Baltimore Oriole (digiscoped image)
Female Baltimore Oriole (photo from WBU Image Library)
When serving grape jelly, it's important to put out smaller quantities and in shallow dishes. This will help minimize the danger of other small birds inadvertently getting trapped in the thick jelly.
Orioles will also visit nectar feeders, which supplements the natural nectar they find in flowers. You'll need a special nectar feeder for orioles; their beak is too big to access nectar in hummingbird feeders. The nectar solution for orioles is also weaker than hummingbird nectar - a 1 part sugar to 8 parts water solution (vs. 1-to-4 ratio for hummingbirds).
Orioles seem more easily attracted to feeders if their preferred foods are waiting for them upon their return from their tropical winter homes. That's why it's a good idea to maintain a journal of the bird activity in your yard from year to year. Orioles return to my area within the first 2 weeks of May each year. It's when the black cherry trees are in bloom - another easy way to remember!
Oriole enjoying apples on a Johnny Apple Feeder (Photo from Holland Hill Birdfeeders)
Place feeders in the open so they're very visible. Remember these are treetop birds so try to think about their perspective when you choose a spot for your feeders. It's also best to keep oriole feeders separate from other bird feeding stations.
Orioles at a recycled plastic oriole/jelly feeder (Photo from WBU Image Library)
WBU Oriole Feeder serves nectar, an orange half, and safe quantities of grape jelly (Photo from WBU Image Library)
Remember to keep the foods you offer orioles fresh, replacing the food every few days. Clean the feeder regularly. And BE PATIENT - it may be several seasons before orioles find and utilize a feeder. But it will be worth it, so give it a try and in the meantime, enjoy this gorgeous bird and his wonderful song!
Orioles are also amongst the birds that are known to winter in shade-grown coffee farms. Help protect the birds you love by drinking only certified shade-grown "Bird-Friendly®" coffee like Birds & Beans™ brand. Available at WBU-Saratoga Springs NY and online.
The site is the largest intact grassland habitat in eastern New York and is vital for grassland birds, many of whose populations across North America have plummeted in recent years due to habitat loss. High quality grassland acreage in New York State has been rapidly decreasing due to fragmentation and urban sprawl.
- The IBA hosts many summer breeding bird species, including Northern Harrier, Upland Sandpiper, Grasshopper Sparrow, Henslow's Sparrow, Vesper Sparrow, Savannah Sparrow, Bobolink, and Eastern Meadowlark.
- The IBA is also an important raptor wintering area. Species commonly found include Northern Harrier, Short-eared Owl, and Rough-legged Hawk.
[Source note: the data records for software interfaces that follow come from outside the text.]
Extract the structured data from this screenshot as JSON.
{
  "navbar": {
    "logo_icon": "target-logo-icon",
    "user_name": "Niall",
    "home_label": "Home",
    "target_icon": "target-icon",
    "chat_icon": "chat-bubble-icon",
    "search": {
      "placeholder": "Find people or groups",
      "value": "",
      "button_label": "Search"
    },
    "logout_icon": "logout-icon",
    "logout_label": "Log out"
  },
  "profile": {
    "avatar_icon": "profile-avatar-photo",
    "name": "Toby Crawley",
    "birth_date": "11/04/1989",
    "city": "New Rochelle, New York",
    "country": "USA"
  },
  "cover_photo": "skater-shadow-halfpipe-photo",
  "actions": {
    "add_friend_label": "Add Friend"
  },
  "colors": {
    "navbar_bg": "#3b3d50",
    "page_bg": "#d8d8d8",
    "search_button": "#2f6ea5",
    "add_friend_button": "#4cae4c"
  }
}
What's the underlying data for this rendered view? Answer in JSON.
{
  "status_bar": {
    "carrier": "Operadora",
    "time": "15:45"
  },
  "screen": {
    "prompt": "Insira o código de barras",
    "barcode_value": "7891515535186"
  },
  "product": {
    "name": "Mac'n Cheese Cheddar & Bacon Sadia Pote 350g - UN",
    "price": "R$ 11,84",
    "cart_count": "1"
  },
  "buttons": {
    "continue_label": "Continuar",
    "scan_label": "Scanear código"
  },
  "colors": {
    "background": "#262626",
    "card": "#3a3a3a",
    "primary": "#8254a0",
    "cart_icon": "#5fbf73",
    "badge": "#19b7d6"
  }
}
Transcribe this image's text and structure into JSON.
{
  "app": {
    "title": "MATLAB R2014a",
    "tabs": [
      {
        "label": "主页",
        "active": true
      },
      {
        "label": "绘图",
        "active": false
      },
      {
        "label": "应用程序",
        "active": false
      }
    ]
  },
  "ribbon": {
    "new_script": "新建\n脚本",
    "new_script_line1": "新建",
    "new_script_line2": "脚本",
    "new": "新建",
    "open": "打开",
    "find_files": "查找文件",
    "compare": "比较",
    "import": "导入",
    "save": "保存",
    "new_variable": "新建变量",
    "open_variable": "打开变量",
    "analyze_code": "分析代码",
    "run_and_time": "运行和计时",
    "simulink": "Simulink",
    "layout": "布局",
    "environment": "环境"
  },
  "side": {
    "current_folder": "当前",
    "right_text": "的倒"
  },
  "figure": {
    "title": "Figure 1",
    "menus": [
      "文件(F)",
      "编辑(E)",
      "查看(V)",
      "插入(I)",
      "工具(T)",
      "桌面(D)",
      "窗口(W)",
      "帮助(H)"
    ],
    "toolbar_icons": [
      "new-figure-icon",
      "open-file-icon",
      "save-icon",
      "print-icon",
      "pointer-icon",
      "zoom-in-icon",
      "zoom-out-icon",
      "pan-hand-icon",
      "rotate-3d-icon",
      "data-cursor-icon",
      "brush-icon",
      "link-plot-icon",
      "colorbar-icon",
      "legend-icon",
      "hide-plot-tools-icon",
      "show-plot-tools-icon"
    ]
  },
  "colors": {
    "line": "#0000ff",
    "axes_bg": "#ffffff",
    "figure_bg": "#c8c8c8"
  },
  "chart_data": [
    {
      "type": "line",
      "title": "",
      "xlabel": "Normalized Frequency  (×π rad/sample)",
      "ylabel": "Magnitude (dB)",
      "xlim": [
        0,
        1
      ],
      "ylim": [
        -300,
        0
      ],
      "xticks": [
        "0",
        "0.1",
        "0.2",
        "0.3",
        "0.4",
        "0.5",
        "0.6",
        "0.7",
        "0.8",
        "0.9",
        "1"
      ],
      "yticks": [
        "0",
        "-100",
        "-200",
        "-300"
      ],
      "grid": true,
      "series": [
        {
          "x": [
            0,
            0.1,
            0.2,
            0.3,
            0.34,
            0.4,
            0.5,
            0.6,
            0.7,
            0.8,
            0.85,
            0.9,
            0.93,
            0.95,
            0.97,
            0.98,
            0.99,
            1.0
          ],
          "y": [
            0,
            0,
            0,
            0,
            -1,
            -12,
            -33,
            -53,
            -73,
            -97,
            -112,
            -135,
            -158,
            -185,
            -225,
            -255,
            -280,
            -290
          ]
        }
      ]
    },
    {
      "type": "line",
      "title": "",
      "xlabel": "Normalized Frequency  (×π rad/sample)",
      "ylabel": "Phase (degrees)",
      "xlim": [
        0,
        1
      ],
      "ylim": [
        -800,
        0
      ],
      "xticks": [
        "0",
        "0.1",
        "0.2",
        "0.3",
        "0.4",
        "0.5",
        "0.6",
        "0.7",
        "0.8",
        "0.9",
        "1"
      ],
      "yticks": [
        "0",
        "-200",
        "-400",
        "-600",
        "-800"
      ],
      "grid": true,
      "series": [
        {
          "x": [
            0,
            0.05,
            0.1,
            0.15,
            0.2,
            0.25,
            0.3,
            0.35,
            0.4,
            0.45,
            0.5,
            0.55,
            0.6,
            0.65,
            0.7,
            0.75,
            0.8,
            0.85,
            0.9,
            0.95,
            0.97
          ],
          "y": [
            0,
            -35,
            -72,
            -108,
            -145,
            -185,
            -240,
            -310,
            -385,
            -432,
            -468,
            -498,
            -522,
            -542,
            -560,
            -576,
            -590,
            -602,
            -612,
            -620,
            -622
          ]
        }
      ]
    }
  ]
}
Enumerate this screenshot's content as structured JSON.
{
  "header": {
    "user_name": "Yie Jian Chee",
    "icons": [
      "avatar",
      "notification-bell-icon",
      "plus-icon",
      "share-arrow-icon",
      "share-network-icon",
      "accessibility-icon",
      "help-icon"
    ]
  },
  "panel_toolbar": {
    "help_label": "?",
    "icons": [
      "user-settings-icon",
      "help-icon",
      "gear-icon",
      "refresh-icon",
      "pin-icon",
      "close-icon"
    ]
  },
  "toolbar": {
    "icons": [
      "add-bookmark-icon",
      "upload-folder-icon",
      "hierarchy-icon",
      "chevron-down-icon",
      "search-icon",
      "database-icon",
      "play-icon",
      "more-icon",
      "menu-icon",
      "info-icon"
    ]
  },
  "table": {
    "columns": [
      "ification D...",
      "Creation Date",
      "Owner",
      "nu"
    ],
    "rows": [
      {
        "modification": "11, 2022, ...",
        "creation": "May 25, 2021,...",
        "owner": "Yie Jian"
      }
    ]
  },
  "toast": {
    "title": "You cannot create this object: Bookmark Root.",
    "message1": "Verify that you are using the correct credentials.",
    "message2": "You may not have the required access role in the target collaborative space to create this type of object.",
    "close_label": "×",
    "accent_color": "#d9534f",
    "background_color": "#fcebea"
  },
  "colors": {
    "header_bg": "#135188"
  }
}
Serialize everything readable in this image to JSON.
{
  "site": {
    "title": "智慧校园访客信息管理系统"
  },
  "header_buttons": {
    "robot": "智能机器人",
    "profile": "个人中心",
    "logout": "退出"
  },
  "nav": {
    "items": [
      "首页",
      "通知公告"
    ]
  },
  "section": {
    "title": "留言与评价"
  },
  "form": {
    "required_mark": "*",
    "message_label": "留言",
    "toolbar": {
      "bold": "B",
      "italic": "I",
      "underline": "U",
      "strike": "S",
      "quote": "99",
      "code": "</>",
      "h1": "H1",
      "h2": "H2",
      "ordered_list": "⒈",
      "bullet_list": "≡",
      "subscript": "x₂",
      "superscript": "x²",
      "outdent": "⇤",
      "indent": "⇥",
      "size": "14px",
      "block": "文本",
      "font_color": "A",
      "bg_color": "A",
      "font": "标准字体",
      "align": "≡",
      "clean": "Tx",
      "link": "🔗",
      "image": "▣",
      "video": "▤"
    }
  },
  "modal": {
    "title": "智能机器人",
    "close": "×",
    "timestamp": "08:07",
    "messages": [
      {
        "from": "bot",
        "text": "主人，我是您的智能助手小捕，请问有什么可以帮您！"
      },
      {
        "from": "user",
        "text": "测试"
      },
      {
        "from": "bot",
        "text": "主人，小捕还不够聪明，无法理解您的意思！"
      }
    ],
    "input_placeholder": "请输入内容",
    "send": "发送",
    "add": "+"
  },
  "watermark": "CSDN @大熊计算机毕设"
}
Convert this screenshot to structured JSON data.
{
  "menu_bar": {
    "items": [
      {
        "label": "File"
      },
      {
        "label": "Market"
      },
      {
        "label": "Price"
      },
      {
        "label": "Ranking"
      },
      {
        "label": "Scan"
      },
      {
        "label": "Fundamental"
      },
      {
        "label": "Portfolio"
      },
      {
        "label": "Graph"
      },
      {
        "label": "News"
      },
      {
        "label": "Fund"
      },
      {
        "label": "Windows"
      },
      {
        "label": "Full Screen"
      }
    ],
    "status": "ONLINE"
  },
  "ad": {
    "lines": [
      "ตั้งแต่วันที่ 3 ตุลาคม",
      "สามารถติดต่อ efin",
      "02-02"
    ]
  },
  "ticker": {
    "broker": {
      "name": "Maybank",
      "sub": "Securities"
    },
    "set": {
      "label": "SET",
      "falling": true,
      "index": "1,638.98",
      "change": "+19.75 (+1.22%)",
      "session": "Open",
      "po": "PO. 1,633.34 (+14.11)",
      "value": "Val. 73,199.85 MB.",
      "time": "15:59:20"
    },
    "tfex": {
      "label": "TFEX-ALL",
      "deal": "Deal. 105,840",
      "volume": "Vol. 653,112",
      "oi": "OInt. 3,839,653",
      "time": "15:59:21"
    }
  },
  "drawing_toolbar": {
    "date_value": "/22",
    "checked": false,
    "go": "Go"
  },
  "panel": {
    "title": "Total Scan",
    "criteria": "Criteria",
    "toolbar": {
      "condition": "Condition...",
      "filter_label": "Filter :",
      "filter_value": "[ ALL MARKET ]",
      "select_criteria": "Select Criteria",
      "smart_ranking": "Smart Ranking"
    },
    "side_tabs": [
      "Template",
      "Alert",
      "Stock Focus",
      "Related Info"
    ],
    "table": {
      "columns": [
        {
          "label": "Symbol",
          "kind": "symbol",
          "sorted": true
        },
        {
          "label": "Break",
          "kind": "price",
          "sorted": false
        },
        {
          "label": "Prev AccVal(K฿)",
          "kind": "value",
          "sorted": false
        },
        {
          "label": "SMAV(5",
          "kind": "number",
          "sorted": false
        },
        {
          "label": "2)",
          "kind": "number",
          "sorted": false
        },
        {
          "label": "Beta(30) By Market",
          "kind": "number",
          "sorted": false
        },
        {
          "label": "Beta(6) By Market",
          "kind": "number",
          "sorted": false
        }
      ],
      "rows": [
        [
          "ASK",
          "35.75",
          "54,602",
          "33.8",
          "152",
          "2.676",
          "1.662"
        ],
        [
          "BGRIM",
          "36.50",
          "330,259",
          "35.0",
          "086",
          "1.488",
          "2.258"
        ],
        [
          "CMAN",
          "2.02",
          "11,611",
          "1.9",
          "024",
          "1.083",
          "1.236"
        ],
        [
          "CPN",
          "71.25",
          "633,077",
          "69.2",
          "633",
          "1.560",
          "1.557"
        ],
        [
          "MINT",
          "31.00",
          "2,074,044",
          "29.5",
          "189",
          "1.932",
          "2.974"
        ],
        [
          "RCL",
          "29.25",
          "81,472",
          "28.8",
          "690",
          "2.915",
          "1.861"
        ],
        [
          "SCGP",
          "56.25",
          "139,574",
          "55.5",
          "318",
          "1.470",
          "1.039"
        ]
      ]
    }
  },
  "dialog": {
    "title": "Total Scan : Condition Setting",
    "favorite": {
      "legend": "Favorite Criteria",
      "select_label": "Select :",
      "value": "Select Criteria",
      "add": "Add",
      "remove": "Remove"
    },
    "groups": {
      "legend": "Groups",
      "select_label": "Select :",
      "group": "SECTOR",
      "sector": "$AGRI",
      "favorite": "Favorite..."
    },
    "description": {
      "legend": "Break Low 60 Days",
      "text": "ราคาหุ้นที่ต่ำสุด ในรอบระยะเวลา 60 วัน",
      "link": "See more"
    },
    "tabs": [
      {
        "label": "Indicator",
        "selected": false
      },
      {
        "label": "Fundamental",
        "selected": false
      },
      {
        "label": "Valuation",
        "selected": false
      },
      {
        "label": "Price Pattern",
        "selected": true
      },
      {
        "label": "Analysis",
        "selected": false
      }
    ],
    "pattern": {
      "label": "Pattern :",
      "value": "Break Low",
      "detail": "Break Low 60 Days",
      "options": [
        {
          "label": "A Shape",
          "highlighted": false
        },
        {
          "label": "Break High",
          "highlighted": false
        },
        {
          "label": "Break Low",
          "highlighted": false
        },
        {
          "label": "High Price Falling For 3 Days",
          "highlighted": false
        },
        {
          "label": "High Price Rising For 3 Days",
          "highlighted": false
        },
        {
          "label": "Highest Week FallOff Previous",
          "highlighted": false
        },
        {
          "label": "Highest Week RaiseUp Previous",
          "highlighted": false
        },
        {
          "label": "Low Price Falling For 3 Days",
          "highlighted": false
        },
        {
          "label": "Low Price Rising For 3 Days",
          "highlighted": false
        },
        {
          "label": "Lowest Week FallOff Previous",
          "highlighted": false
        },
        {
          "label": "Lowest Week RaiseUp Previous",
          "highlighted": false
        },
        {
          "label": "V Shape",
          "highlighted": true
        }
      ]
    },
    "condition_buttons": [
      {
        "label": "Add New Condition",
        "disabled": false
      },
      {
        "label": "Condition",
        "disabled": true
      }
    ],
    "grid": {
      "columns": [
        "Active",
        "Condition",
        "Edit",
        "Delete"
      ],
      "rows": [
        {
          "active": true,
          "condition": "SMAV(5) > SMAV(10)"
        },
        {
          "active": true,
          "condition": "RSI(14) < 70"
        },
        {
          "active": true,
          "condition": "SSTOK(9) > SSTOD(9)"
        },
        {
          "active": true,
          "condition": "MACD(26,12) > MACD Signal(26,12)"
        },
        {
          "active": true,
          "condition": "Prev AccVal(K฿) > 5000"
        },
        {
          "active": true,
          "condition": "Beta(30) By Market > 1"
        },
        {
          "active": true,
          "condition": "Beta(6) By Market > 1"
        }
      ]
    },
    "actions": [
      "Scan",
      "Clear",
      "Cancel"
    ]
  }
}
Non-raptor species that depend on the grasslands include Snow Bunting, Horned Lark, and Lapland Longspur.
Rough-legged Hawk, Ft. Edward IBA 2009
- Other interesting sightings in the IBA have included: Merlin, Snowy Owl, Brown Thrasher, Northern Shrike, Blue-winged Warbler, Dickcissel, and Orchard Oriole.
Snowy Owl, Ft. Edward IBA 2009 (digiscoped image)
Nearly all acreage in the IBA is privately owned. Pressure from residential development has put this special place at risk for not only the grassland birds, but for residents who value their rural lifestyle.